Task item:
Among the entries below, find the lines that hold the word "label" and report them.

[Input records — start]

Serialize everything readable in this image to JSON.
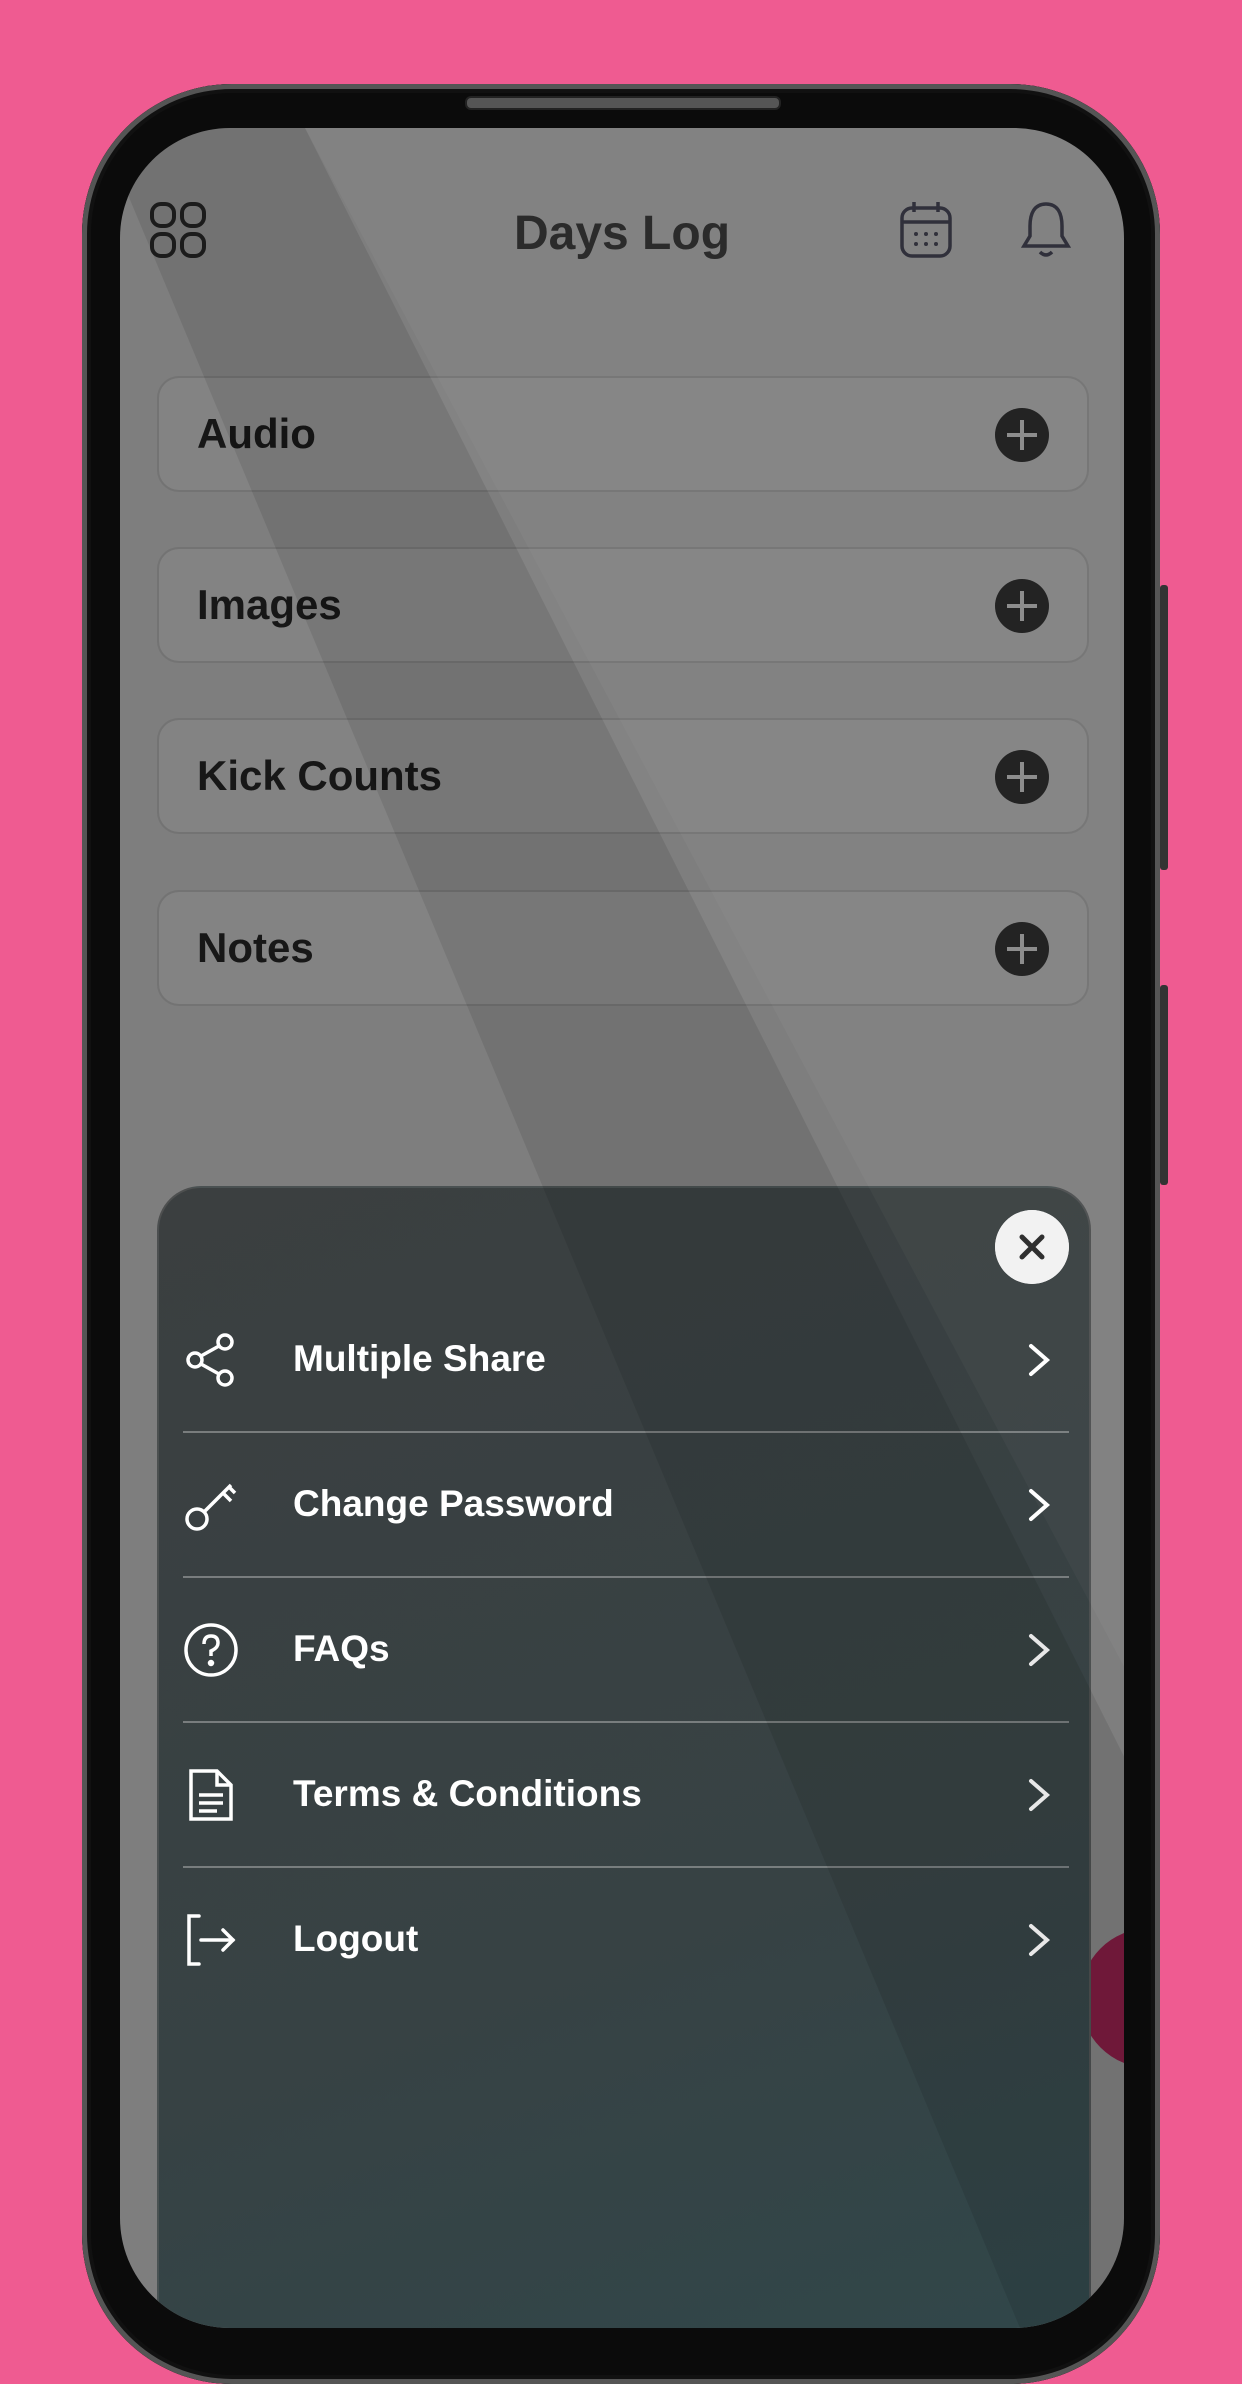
{
  "colors": {
    "background": "#ef5b91",
    "overlay_sheet": "#374244",
    "accent": "#7a1b3f"
  },
  "header": {
    "title": "Days Log",
    "left_icon": "grid-menu-icon",
    "right_icons": [
      "calendar-icon",
      "bell-icon"
    ]
  },
  "cards": [
    {
      "label": "Audio",
      "icon": "plus-circle-icon"
    },
    {
      "label": "Images",
      "icon": "plus-circle-icon"
    },
    {
      "label": "Kick Counts",
      "icon": "plus-circle-icon"
    },
    {
      "label": "Notes",
      "icon": "plus-circle-icon"
    }
  ],
  "menu": {
    "close_icon": "close-icon",
    "items": [
      {
        "label": "Multiple Share",
        "icon": "share-icon"
      },
      {
        "label": "Change Password",
        "icon": "key-icon"
      },
      {
        "label": "FAQs",
        "icon": "question-circle-icon"
      },
      {
        "label": "Terms & Conditions",
        "icon": "document-icon"
      },
      {
        "label": "Logout",
        "icon": "logout-icon"
      }
    ]
  }
}
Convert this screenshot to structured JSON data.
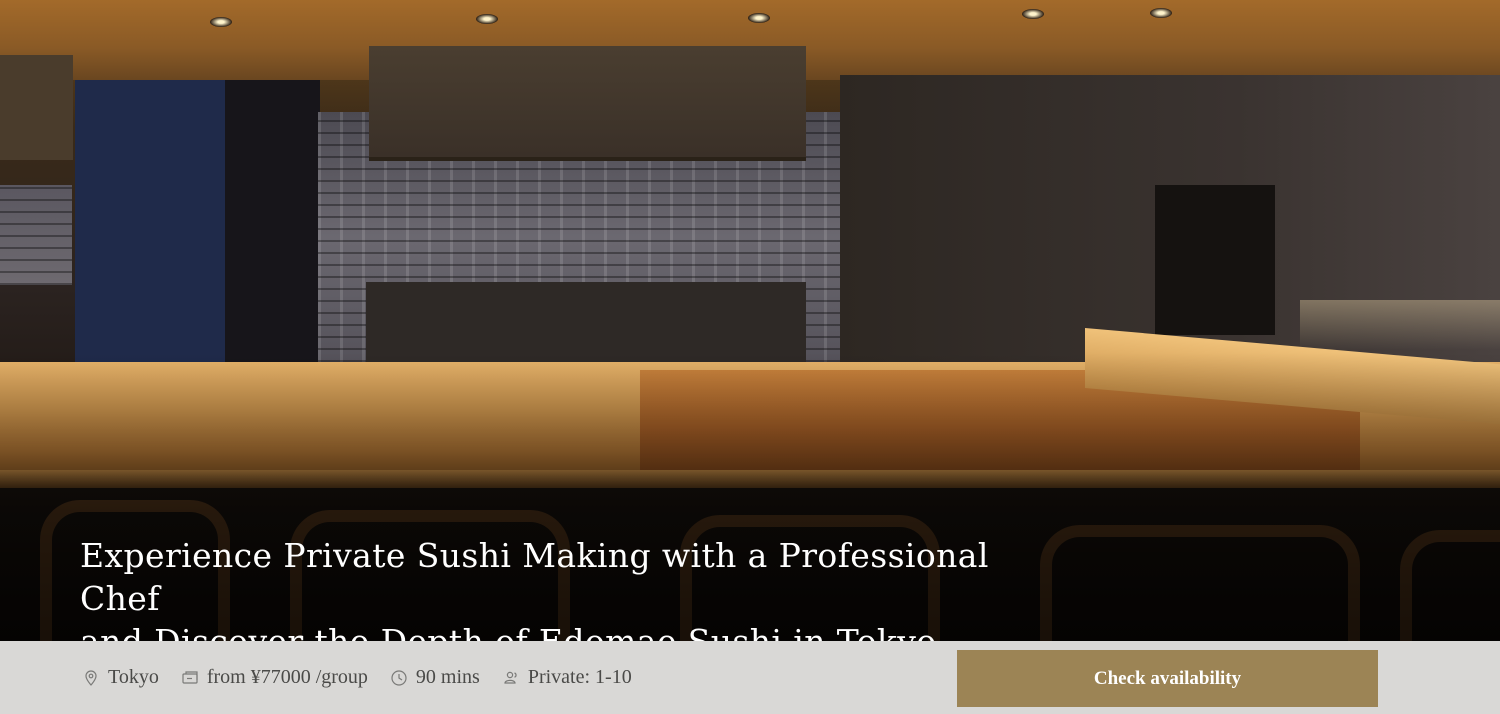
{
  "hero": {
    "title_line1": "Experience Private Sushi Making with a Professional Chef",
    "title_line2": "and Discover the Depth of Edomae Sushi in Tokyo"
  },
  "info": {
    "location": "Tokyo",
    "price": "from ¥77000 /group",
    "duration": "90 mins",
    "group": "Private: 1-10"
  },
  "cta": {
    "label": "Check availability"
  },
  "icons": [
    "location-pin-icon",
    "ticket-icon",
    "clock-icon",
    "people-icon"
  ],
  "colors": {
    "cta_background": "#9c8455",
    "info_bar": "#d9d8d6",
    "meta_text": "#4a4a48"
  }
}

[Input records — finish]

Task result:
      "label": "Audio",
      "label": "Images",
      "label": "Kick Counts",
      "label": "Notes",
        "label": "Multiple Share",
        "label": "Change Password",
        "label": "FAQs",
        "label": "Terms & Conditions",
        "label": "Logout",
    "label": "Check availability"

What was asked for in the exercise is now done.